Jul-26 9 25  
Aug-02 9 12  
Aug-09 8 58  
Aug-16 8 42  
Aug-23 8 26  
Aug-30 8 08  
Sep-06 7 50  
Sep-13 7 32  
Sep-20 7 14  
Sep-27 6 56  
Oct-04 6 38  
Oct-11 6 21  
Oct-18 6 04  
Oct-25 5 47  
Nov-01 4 32  
Nov-08 4 18  
Nov-15 4 06  
Nov-22 3 55  
Nov-29 3 47  
Dec-06 3 42  
Dec-13 3 40  
Dec-21 3 42  
Dec-28 3 47  

 

Lighting times at the Skyspace change throughout the year as the days lengthen towards the summer solstice in June and shorten towards the winter solstice in December. The table below gives a good idea of the best times to visit the Skyspace in the evening at different times of the year. The lighting programme runs for just over an hour every day, always starting at sunset.

In summer months there is usually still light in the sky when the lighting programme finishes. In winter however, although sunset is much earlier in the day twilight is also much shorter, so visitors might wish to bring a torch to assist their journey back down to the car park near the C200.

Please note, you are advised to arrive at least 10 minutes before the programme is due to start.
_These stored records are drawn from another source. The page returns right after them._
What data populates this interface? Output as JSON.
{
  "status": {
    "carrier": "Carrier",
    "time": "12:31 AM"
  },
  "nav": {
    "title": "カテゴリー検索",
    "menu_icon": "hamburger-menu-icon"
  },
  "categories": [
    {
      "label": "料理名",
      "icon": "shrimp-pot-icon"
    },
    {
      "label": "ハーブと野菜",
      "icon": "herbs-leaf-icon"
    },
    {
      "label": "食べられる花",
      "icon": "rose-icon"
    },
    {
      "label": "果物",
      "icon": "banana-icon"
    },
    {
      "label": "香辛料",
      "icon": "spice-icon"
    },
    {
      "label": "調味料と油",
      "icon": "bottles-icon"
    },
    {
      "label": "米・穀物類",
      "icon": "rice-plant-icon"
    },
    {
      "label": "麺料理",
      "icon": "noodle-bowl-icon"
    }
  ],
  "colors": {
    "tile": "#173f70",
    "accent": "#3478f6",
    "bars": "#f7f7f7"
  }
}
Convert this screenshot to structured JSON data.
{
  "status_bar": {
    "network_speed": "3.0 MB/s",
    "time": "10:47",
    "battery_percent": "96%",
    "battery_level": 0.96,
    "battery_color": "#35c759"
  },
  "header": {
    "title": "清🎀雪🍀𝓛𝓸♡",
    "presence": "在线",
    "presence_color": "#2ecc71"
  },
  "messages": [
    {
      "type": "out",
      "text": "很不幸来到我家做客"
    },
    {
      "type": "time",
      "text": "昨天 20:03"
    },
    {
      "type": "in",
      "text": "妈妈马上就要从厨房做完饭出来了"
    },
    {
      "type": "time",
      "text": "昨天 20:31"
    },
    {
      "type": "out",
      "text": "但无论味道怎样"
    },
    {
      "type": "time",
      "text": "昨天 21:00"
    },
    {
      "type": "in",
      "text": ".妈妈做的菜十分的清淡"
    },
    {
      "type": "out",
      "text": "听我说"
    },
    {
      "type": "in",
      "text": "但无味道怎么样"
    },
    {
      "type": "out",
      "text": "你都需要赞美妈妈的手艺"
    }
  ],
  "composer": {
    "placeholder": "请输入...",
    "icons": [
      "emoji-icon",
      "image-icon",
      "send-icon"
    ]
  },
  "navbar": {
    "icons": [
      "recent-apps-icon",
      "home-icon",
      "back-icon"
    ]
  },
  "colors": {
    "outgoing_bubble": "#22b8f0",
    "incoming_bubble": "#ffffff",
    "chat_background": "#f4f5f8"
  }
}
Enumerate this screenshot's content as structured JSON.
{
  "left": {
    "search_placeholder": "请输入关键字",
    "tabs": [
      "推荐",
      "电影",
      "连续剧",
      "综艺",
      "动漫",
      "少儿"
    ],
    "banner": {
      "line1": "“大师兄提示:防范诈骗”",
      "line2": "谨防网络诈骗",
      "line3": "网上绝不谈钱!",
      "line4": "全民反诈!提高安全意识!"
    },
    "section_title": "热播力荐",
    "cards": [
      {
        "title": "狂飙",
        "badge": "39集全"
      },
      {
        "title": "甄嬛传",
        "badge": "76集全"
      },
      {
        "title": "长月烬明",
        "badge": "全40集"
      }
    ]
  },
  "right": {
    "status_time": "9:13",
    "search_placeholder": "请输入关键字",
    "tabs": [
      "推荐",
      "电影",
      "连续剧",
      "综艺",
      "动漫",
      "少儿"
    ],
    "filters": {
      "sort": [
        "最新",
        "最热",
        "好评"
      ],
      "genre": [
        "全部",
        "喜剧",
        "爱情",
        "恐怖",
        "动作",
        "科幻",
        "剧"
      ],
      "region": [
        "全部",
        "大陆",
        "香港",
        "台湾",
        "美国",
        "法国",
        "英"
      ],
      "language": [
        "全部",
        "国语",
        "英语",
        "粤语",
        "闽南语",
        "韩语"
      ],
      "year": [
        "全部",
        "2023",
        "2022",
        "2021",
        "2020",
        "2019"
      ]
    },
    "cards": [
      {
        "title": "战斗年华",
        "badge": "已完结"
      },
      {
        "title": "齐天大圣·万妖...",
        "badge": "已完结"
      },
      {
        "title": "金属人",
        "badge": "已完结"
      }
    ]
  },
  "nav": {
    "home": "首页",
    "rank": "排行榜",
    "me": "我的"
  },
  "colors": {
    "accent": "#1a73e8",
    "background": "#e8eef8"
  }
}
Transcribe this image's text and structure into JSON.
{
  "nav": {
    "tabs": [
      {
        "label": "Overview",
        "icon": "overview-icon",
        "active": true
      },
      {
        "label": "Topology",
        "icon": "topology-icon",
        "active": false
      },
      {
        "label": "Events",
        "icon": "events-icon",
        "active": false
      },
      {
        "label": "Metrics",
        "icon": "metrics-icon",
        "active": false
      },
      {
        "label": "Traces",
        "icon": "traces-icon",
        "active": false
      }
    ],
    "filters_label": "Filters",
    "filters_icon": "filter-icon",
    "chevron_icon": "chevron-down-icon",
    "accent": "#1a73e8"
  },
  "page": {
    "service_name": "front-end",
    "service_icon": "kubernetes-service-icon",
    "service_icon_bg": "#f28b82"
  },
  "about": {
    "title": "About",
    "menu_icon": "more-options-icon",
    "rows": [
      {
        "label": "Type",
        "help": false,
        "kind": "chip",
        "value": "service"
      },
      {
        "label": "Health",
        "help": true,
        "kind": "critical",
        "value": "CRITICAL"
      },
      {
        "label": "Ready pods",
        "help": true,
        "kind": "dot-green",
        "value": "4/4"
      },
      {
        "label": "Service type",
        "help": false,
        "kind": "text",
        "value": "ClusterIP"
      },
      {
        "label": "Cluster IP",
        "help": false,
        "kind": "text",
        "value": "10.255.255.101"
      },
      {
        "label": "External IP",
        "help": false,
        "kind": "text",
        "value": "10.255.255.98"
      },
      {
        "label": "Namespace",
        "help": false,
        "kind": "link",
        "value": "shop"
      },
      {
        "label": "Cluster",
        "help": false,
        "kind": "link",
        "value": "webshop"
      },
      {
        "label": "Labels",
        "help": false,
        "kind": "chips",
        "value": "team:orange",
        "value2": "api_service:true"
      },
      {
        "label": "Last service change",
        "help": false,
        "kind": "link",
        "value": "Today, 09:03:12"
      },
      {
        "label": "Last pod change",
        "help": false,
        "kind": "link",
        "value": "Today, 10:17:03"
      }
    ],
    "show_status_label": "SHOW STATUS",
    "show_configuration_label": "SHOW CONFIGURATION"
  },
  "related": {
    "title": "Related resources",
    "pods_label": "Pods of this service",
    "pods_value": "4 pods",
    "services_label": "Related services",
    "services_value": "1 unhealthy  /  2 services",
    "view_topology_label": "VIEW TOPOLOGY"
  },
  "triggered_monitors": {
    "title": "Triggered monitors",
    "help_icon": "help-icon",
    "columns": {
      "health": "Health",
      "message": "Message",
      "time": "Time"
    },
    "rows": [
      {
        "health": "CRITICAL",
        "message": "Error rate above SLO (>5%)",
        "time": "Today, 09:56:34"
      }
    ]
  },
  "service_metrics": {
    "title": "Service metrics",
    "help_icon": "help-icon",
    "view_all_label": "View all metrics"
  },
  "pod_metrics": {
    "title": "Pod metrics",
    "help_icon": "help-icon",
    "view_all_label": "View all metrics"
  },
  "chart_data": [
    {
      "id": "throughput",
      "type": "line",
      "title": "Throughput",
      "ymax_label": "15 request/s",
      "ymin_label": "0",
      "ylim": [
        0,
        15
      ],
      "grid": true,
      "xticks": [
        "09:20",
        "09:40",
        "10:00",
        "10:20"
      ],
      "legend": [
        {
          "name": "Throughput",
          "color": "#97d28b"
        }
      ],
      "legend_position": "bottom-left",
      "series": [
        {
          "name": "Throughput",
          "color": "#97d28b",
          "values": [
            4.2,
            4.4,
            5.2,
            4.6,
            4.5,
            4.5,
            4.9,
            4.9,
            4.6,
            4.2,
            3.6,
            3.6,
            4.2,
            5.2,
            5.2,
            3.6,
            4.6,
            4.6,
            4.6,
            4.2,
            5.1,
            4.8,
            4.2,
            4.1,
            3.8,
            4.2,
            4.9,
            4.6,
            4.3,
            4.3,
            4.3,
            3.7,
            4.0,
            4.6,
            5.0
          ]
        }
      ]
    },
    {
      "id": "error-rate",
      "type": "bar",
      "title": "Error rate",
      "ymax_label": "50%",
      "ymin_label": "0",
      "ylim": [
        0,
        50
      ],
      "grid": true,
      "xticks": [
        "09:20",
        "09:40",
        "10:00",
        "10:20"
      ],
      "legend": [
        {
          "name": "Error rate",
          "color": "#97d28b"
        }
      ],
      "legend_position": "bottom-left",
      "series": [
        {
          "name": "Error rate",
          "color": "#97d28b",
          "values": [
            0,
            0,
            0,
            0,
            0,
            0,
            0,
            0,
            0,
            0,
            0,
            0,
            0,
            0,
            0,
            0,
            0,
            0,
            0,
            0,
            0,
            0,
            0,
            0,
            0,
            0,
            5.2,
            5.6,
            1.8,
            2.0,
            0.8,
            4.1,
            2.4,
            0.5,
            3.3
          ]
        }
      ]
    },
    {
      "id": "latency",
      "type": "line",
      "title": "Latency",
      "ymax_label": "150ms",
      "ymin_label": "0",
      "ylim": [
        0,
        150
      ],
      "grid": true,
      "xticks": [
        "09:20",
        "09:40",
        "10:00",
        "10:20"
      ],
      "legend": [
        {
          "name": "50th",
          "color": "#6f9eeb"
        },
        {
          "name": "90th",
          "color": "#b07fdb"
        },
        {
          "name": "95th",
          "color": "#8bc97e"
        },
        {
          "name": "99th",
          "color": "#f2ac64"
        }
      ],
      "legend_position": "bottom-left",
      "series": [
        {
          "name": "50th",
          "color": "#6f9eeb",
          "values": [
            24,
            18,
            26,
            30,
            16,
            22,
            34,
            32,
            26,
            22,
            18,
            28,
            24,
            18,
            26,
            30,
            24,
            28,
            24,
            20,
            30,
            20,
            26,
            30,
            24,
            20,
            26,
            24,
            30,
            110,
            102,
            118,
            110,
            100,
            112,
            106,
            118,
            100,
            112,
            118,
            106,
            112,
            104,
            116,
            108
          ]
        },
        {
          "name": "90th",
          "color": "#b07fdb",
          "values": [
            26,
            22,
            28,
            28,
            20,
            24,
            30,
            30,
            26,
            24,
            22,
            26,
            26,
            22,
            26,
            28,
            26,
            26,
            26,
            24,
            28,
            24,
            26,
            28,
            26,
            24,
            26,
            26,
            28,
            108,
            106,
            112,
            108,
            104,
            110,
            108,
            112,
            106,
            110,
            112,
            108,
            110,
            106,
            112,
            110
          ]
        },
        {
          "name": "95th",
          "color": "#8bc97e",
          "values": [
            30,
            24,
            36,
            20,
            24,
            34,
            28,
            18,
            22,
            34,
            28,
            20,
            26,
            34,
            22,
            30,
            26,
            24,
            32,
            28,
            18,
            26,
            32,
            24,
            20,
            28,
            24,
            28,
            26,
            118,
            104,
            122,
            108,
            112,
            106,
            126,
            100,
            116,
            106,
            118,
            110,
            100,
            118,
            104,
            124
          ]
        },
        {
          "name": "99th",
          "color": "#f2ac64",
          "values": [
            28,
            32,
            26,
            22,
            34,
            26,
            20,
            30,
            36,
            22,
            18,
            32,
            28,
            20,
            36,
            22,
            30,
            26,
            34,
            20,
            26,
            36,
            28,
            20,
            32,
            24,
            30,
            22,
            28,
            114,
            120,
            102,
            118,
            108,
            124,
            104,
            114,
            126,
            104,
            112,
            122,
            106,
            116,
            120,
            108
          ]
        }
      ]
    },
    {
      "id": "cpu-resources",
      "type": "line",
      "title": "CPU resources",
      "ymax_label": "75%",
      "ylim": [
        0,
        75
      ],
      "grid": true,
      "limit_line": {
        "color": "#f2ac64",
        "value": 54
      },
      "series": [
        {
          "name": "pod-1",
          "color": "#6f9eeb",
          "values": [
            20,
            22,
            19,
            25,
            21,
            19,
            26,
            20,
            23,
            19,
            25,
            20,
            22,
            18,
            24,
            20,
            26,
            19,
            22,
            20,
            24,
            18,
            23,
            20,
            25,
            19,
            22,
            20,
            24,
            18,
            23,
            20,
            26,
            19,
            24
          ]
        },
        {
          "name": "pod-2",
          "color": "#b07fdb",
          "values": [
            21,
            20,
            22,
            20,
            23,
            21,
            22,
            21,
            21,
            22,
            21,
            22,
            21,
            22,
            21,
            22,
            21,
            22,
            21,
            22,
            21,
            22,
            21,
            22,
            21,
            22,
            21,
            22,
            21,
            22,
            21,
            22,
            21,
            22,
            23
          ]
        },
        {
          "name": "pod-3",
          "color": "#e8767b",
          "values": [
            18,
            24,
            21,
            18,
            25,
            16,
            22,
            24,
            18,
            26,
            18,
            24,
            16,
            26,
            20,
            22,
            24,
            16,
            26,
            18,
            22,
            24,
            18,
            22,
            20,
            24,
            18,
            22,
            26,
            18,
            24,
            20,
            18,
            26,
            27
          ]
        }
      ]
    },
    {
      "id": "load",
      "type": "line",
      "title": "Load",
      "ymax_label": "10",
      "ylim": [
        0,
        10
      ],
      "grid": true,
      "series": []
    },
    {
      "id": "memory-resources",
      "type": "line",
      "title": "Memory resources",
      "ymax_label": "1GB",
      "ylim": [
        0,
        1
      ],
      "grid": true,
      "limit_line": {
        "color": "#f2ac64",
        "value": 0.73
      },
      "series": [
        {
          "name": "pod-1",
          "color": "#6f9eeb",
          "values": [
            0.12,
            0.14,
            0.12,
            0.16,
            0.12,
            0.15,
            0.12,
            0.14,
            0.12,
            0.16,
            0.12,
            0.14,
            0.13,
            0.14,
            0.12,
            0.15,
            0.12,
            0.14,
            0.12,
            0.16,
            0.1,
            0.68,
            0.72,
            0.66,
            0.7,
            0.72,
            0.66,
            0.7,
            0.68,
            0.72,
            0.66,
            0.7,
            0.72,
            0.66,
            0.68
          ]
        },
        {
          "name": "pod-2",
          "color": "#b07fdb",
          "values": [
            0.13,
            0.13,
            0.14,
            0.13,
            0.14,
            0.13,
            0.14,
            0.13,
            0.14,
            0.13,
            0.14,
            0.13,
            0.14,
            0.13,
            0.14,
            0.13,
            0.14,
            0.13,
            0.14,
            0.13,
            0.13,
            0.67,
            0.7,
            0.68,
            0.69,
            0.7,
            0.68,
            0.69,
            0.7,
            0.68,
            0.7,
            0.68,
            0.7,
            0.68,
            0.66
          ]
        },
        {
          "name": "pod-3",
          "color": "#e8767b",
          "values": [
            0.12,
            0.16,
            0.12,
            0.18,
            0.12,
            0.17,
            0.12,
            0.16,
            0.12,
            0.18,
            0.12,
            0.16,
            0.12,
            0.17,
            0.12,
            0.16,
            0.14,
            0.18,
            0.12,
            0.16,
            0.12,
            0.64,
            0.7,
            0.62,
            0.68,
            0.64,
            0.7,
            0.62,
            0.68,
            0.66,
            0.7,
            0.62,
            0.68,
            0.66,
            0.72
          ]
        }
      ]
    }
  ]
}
When the system is activated the tunnel lights will be on. A PIR sensor in the entrance recognises that a visitor has entered the space and triggers the main lighting.

Visitors can expect the tunnel lights to come on 5 minutes before the time shown in the table, and the programme to start 15 minutes later - or 10 minutes after the sunset time shown in the table.

The start of the programme is clearly signalled by the interior lighting intensity climbing swiftly to three-quarters brightness and then holding before climbing again to full, clearly delineating the start of the show.

After that, the intensity drops back to half, then rises in stages as the daylight diminishes outside.

During this time, the light levels continue to fall outside producing a range of different visual effects within the space as the intensity of the light inside and outside continuously move in and out of balance.

Light levels eventually peak again at full when the sky viewed through the ceiling opening will look inky black.

After a short pause, light levels gradually drop back to zero over a period of 12 minutes.

The lighting programme lasts 65 minutes in total. After the main lighting finishes, the tunnel lights will remain on for a short while to guide visitors out of the space.

 

2018

Oct 9

18.26

Oct 16

18.08

Oct 23

17.52

Oct 30

16.36

Nov 6

16.22

Nov 13

16.09

Nov 20

15.58

Nov 27

15.49

Dec 4

15.43

Dec 11

15.40

Dec 18

15.40

Dec 25

15.44

2019

Jan 1

15.51

Jan 8

16.00

Jan 15

16.12

Jan 22

16.25

Jan 29

16.39

Feb 5

16.54

Feb 12

17.09

Feb 19

17.24

Feb 26

17.38

Mar 5

17.53

Mar 12

18.07

Mar19

18.21

Mar 26

18.35

Apr 2

19.48

Apr 9

20.02

Apr16

20.16

Apr 23

20.30

Apr 30

20.44

May 7

20.57

May 14

21.10

May 21

21.22

May 28

21.33

Jun 4

21.42

Jun 11

21.49

Jun 18

21.54

Jun 25

21.55

Jul 2

21.53

Jul 9

21.48

Jul 16

21.40

Jul 23

21.30

Jul 30

21.18

Aug 6

21.04

Aug 13

20.49

Aug 20

20.33

Aug 27

20.16

Sept 3

19.59

Sept 10

19.41

Sept 17

19.23

Sept 24

19.04

Oct 1

18.46

Oct 8

18.29

Oct 15

18.11

Oct 22

17.55

Oct 29

16.39

Nov 5

16.24

Nov 12

16.11

Nov 19

16.00

Nov 26

15.51

Dec 3

15.44

Dec 10

15.40

Dec 17

15.40

Dec 24

15.43

Dec 31

15.49